In her letter, Hillary jokes she’s “had a bit of a reputation for being a policy wonk.” She modestly continues: “It’s true! I sweat the small stuff.” This is a not-so-artful attempt to distract readers from the dearth of details about the policy plans in her missive to women—or on her campaign website, for that matter.
Just as it would be unbecoming to question whether a letter writer was being truthful about her own reputation, the format encourages readers to forgive Clinton for taking jabs at her opponent. She’s such a nice, normal woman—writing to us in such a personal way!—it’s expected we girls would dish a little gossip on the side.
Mrs. Clinton isn’t the first politician to use this format as a ruse, and she almost certainly won’t be the last. In fact, just this summer President Obama has written two open letters, one released just this weekend in honor of Labor Day to “America’s Hardworking Men and Women,” and then one in July to America’s Law Enforcement Community, in which the President insists to policemen, “We have your backs.” (I’m sure they felt reassured.) Like Mrs. Clinton’s, President Obama’s letters are short on details and heavy on posturing.
Of course, it isn’t just politicians who have seized on the open letter device for image crafting. Charlotte Alter, writing for TIME, brilliantly riffed on Facebook CEO Mark Zuckerberg’s “letter to our daughter,” born just days before, describing the letter as “a press release cloaked in a baby announcement.”
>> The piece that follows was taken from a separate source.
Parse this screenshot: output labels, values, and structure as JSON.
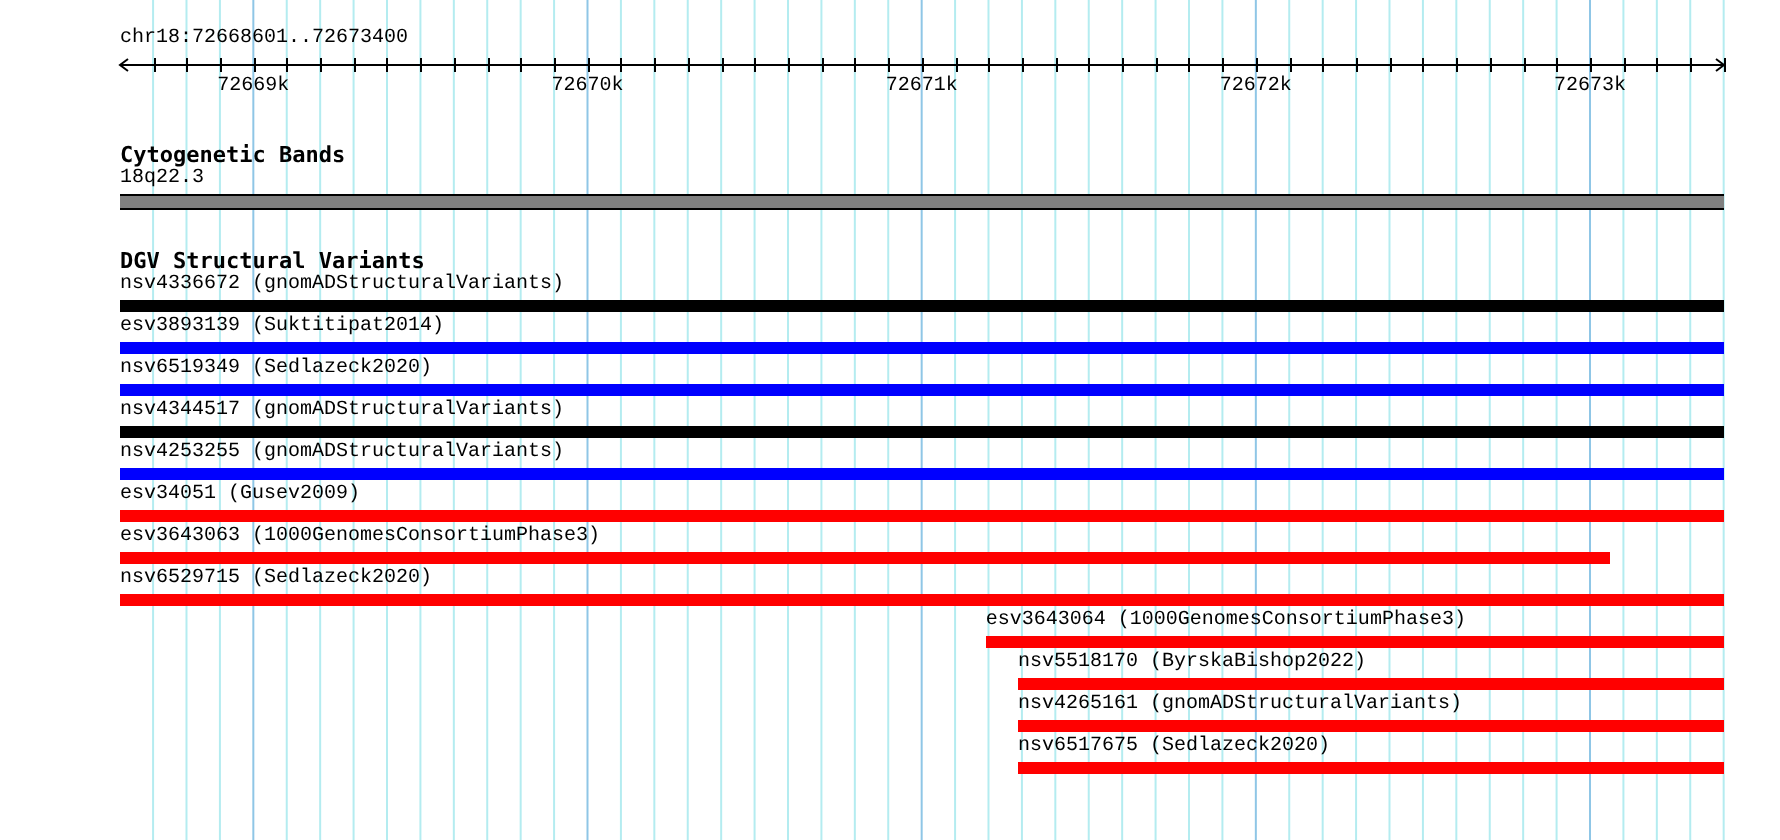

There’s nothing wrong with this type of marketing, but readers should see such “open letters” for what they are: A less-than-subtle attempt to manipulate perceptions by the letter’s author. It poses as honest communication to share information, but really offers nothing deeper than the average slick political advertisement.